## GOAL OF THE EXERCISE
All of the data below must be reproduced word for word, but without its images.

§

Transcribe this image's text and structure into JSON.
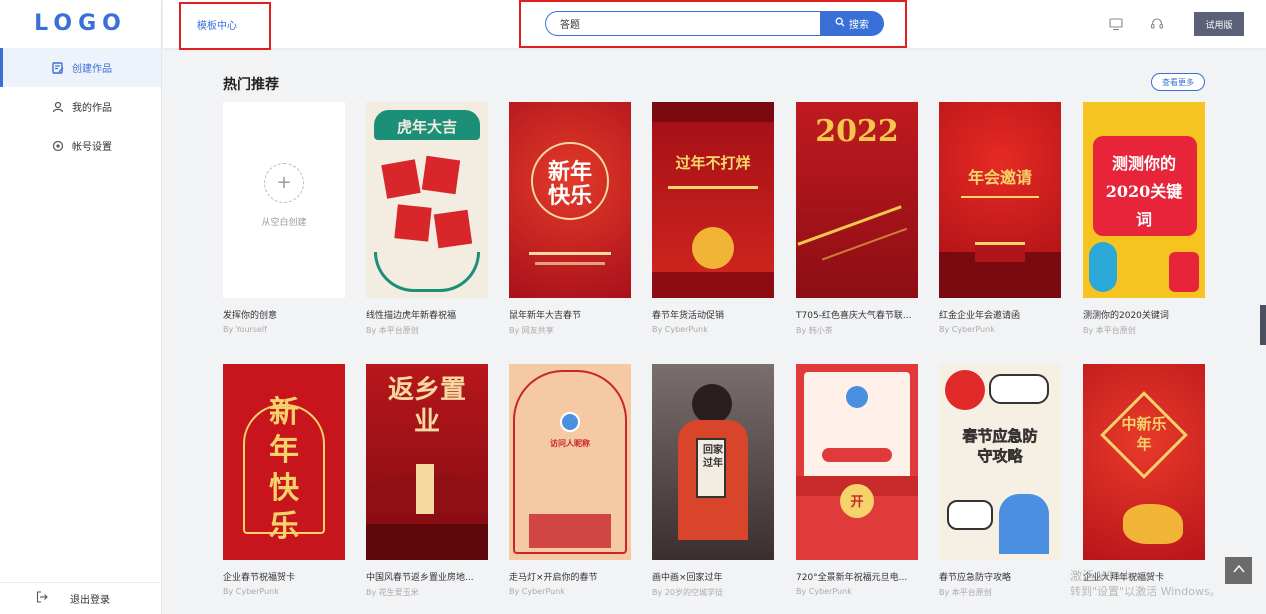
{
  "logo": "LOGO",
  "sidebar": {
    "items": [
      {
        "label": "创建作品",
        "icon": "edit-icon",
        "active": true
      },
      {
        "label": "我的作品",
        "icon": "user-icon",
        "active": false
      },
      {
        "label": "帐号设置",
        "icon": "settings-icon",
        "active": false
      }
    ],
    "logout_label": "退出登录"
  },
  "header": {
    "breadcrumb": "模板中心",
    "search_value": "答题",
    "search_button": "搜索",
    "trial_label": "试用版"
  },
  "main": {
    "section_title": "热门推荐",
    "see_more": "查看更多",
    "blank_card": {
      "label": "从空白创建",
      "title": "发挥你的创意",
      "author": "By Yourself"
    },
    "row1": [
      {
        "title": "线性描边虎年新春祝福",
        "author": "By 本平台原创",
        "poster": "虎年大吉",
        "bg": "#f3ece1",
        "fg": "#d8262a"
      },
      {
        "title": "鼠年新年大吉春节",
        "author": "By 网友共享",
        "poster": "新年快乐",
        "bg": "#c8171e",
        "fg": "#ffffff"
      },
      {
        "title": "春节年货活动促销",
        "author": "By CyberPunk",
        "poster": "过年不打烊",
        "bg": "#b4121a",
        "fg": "#f8d86b"
      },
      {
        "title": "T705-红色喜庆大气春节联...",
        "author": "By 韩小茶",
        "poster": "2022",
        "bg": "#b0141b",
        "fg": "#f2c74c"
      },
      {
        "title": "红金企业年会邀请函",
        "author": "By CyberPunk",
        "poster": "年会邀请",
        "bg": "#c8141c",
        "fg": "#f6d36a"
      },
      {
        "title": "测测你的2020关键词",
        "author": "By 本平台原创",
        "poster": "测测你的2020关键词",
        "bg": "#f5c420",
        "fg": "#ffffff"
      }
    ],
    "row2": [
      {
        "title": "企业春节祝福贺卡",
        "author": "By CyberPunk",
        "poster": "新年快乐",
        "bg": "#c8141c",
        "fg": "#f6d36a"
      },
      {
        "title": "中国风春节返乡置业房地...",
        "author": "By 花生爱玉米",
        "poster": "返乡置业",
        "bg": "#b7171c",
        "fg": "#f6d9a0"
      },
      {
        "title": "走马灯×开启你的春节",
        "author": "By CyberPunk",
        "poster": "访问人昵称",
        "bg": "#f4c9a4",
        "fg": "#c8262a"
      },
      {
        "title": "画中画×回家过年",
        "author": "By 20岁的空城学徒",
        "poster": "回家过年",
        "bg": "#5b4b4a",
        "fg": "#ffffff"
      },
      {
        "title": "720°全景新年祝福元旦电...",
        "author": "By CyberPunk",
        "poster": "开",
        "bg": "#e03a3a",
        "fg": "#f6d36a"
      },
      {
        "title": "春节应急防守攻略",
        "author": "By 本平台原创",
        "poster": "春节应急防守攻略",
        "bg": "#f6efe3",
        "fg": "#e02a2a"
      },
      {
        "title": "企业大拜年祝福贺卡",
        "author": "",
        "poster": "中新乐年",
        "bg": "#d71d1d",
        "fg": "#f6d36a"
      }
    ]
  },
  "watermark": {
    "line1": "激活 Windows",
    "line2": "转到\"设置\"以激活 Windows。"
  },
  "colors": {
    "accent": "#3a6fd8",
    "highlight": "#e02020"
  }
}
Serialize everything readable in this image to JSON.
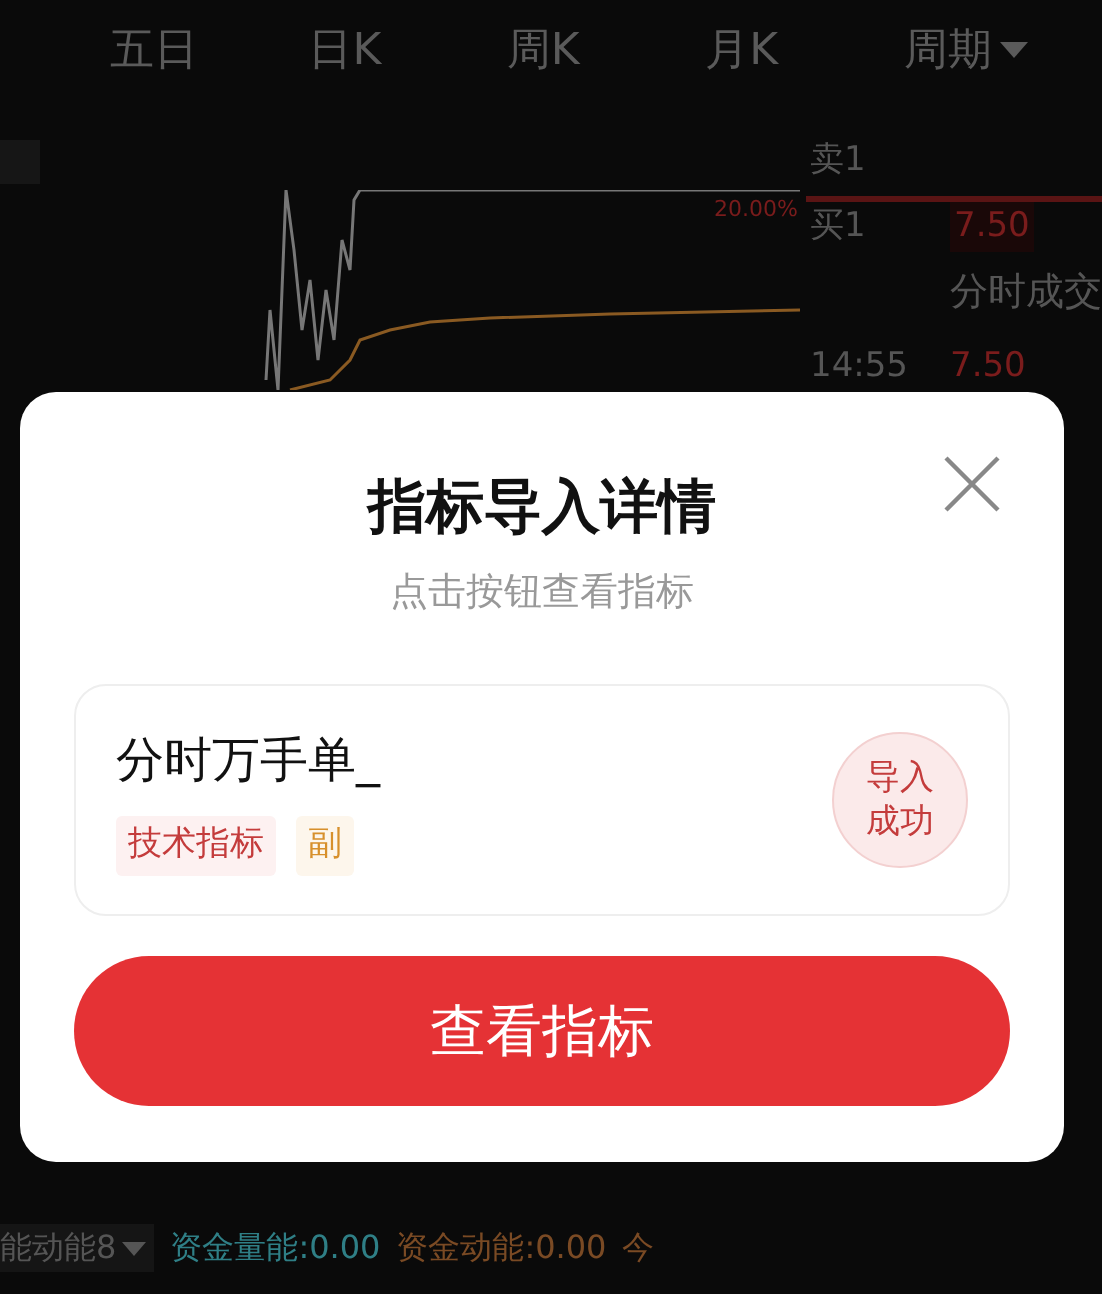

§

## RESPONSE TO THE EXERCISE
Transcribe this image's text and structure into JSON.
{
  "logo": "LOGO",
  "sidebar": {
    "items": [
      {
        "label": "创建作品",
        "icon": "edit-icon",
        "active": true
      },
      {
        "label": "我的作品",
        "icon": "user-icon",
        "active": false
      },
      {
        "label": "帐号设置",
        "icon": "settings-icon",
        "active": false
      }
    ],
    "logout_label": "退出登录"
  },
  "header": {
    "breadcrumb": "模板中心",
    "search_value": "答题",
    "search_button": "搜索",
    "trial_label": "试用版"
  },
  "main": {
    "section_title": "热门推荐",
    "see_more": "查看更多",
    "blank_card": {
      "label": "从空白创建",
      "title": "发挥你的创意",
      "author": "By Yourself"
    },
    "row1": [
      {
        "title": "线性描边虎年新春祝福",
        "author": "By 本平台原创",
        "poster": "虎年大吉",
        "bg": "#f3ece1",
        "fg": "#d8262a"
      },
      {
        "title": "鼠年新年大吉春节",
        "author": "By 网友共享",
        "poster": "新年快乐",
        "bg": "#c8171e",
        "fg": "#ffffff"
      },
      {
        "title": "春节年货活动促销",
        "author": "By CyberPunk",
        "poster": "过年不打烊",
        "bg": "#b4121a",
        "fg": "#f8d86b"
      },
      {
        "title": "T705-红色喜庆大气春节联...",
        "author": "By 韩小茶",
        "poster": "2022",
        "bg": "#b0141b",
        "fg": "#f2c74c"
      },
      {
        "title": "红金企业年会邀请函",
        "author": "By CyberPunk",
        "poster": "年会邀请",
        "bg": "#c8141c",
        "fg": "#f6d36a"
      },
      {
        "title": "测测你的2020关键词",
        "author": "By 本平台原创",
        "poster": "测测你的2020关键词",
        "bg": "#f5c420",
        "fg": "#ffffff"
      }
    ],
    "row2": [
      {
        "title": "企业春节祝福贺卡",
        "author": "By CyberPunk",
        "poster": "新年快乐",
        "bg": "#c8141c",
        "fg": "#f6d36a"
      },
      {
        "title": "中国风春节返乡置业房地...",
        "author": "By 花生爱玉米",
        "poster": "返乡置业",
        "bg": "#b7171c",
        "fg": "#f6d9a0"
      },
      {
        "title": "走马灯×开启你的春节",
        "author": "By CyberPunk",
        "poster": "访问人昵称",
        "bg": "#f4c9a4",
        "fg": "#c8262a"
      },
      {
        "title": "画中画×回家过年",
        "author": "By 20岁的空城学徒",
        "poster": "回家过年",
        "bg": "#5b4b4a",
        "fg": "#ffffff"
      },
      {
        "title": "720°全景新年祝福元旦电...",
        "author": "By CyberPunk",
        "poster": "开",
        "bg": "#e03a3a",
        "fg": "#f6d36a"
      },
      {
        "title": "春节应急防守攻略",
        "author": "By 本平台原创",
        "poster": "春节应急防守攻略",
        "bg": "#f6efe3",
        "fg": "#e02a2a"
      },
      {
        "title": "企业大拜年祝福贺卡",
        "author": "",
        "poster": "中新乐年",
        "bg": "#d71d1d",
        "fg": "#f6d36a"
      }
    ]
  },
  "watermark": {
    "line1": "激活 Windows",
    "line2": "转到\"设置\"以激活 Windows。"
  },
  "colors": {
    "accent": "#3a6fd8",
    "highlight": "#e02020"
  }
}
Serialize everything readable in this image to JSON.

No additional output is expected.